WHAT TO WORK ON >>
Find out how many lines in the records have the string "JSON" in them, and state only that number.

DATA EXCERPTS >>
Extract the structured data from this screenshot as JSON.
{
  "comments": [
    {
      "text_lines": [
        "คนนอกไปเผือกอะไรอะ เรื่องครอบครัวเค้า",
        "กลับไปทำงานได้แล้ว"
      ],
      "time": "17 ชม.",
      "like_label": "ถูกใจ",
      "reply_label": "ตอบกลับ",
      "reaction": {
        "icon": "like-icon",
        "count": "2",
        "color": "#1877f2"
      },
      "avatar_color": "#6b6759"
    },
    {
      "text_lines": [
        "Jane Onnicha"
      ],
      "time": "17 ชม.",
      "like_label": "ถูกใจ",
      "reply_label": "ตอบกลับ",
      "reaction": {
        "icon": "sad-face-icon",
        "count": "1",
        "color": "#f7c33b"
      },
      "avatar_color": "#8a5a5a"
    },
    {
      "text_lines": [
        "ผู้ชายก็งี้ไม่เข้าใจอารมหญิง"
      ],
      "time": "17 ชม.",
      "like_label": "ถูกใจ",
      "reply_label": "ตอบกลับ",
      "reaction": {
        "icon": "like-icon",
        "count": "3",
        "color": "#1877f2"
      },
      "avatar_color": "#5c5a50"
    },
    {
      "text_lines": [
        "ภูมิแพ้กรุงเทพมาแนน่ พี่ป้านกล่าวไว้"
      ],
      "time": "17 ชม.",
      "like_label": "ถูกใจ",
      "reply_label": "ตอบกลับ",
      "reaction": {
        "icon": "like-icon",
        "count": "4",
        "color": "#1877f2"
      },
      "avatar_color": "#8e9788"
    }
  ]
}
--
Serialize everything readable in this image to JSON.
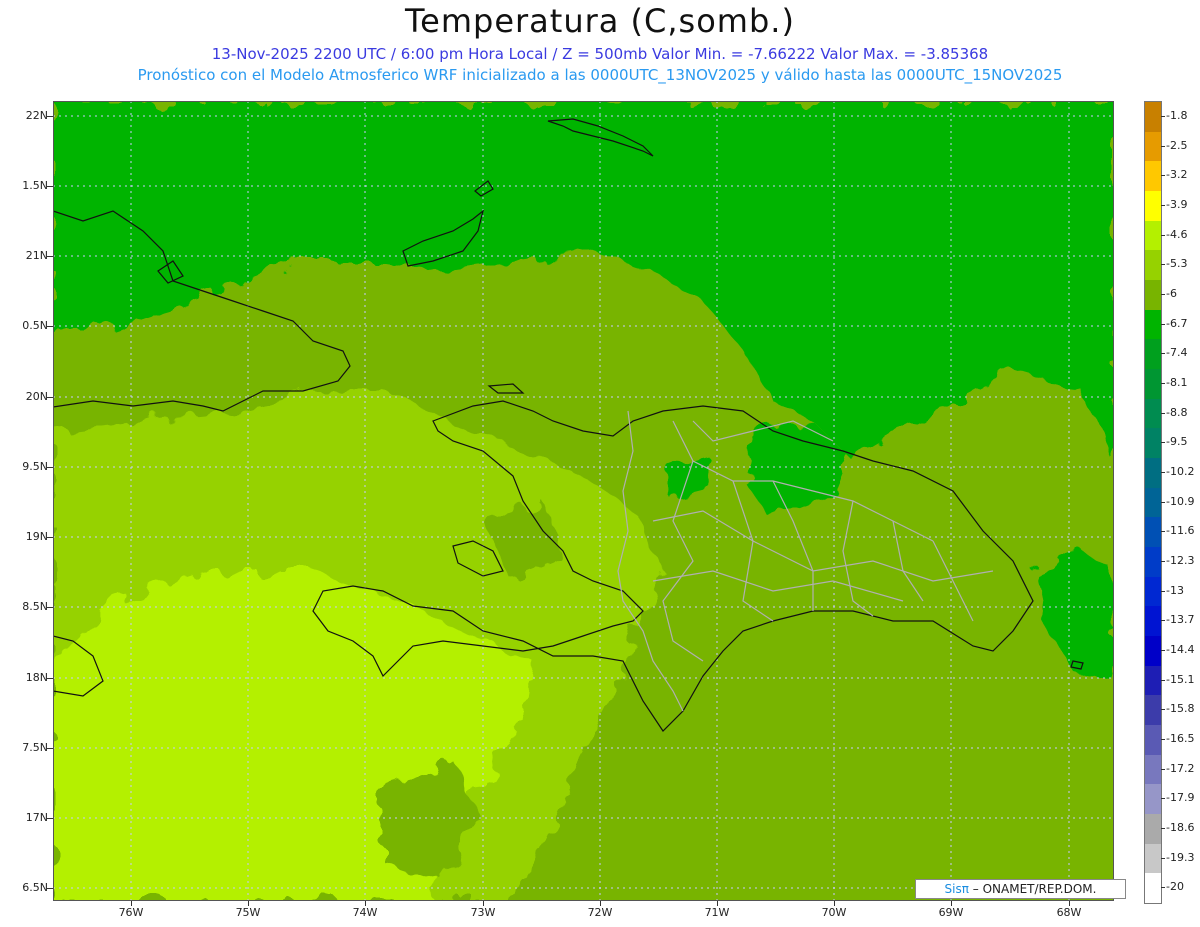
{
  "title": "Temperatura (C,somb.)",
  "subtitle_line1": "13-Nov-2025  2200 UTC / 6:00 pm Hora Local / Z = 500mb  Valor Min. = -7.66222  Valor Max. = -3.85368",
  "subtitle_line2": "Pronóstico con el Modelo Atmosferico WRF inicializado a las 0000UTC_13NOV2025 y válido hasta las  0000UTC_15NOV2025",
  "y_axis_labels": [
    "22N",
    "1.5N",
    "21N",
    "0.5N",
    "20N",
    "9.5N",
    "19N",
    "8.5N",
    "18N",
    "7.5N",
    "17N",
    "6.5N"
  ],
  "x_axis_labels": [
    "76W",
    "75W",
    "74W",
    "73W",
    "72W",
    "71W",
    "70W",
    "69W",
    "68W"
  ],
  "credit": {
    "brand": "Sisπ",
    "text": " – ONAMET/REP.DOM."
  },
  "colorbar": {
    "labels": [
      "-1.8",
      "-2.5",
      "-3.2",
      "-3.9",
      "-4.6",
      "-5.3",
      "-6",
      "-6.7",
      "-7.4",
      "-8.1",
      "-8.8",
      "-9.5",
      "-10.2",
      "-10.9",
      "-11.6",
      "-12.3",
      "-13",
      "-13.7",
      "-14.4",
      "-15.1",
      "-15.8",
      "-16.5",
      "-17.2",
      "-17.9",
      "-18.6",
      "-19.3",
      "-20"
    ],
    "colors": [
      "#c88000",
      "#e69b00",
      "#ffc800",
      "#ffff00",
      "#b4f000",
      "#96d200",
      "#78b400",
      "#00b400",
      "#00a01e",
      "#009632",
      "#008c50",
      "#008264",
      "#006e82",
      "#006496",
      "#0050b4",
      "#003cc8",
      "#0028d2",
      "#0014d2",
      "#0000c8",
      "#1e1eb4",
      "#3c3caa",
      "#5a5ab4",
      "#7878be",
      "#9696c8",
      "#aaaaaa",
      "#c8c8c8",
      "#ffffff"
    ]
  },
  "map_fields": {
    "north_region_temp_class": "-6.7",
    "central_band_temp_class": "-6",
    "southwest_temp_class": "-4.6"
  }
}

TASK ANSWER >>
2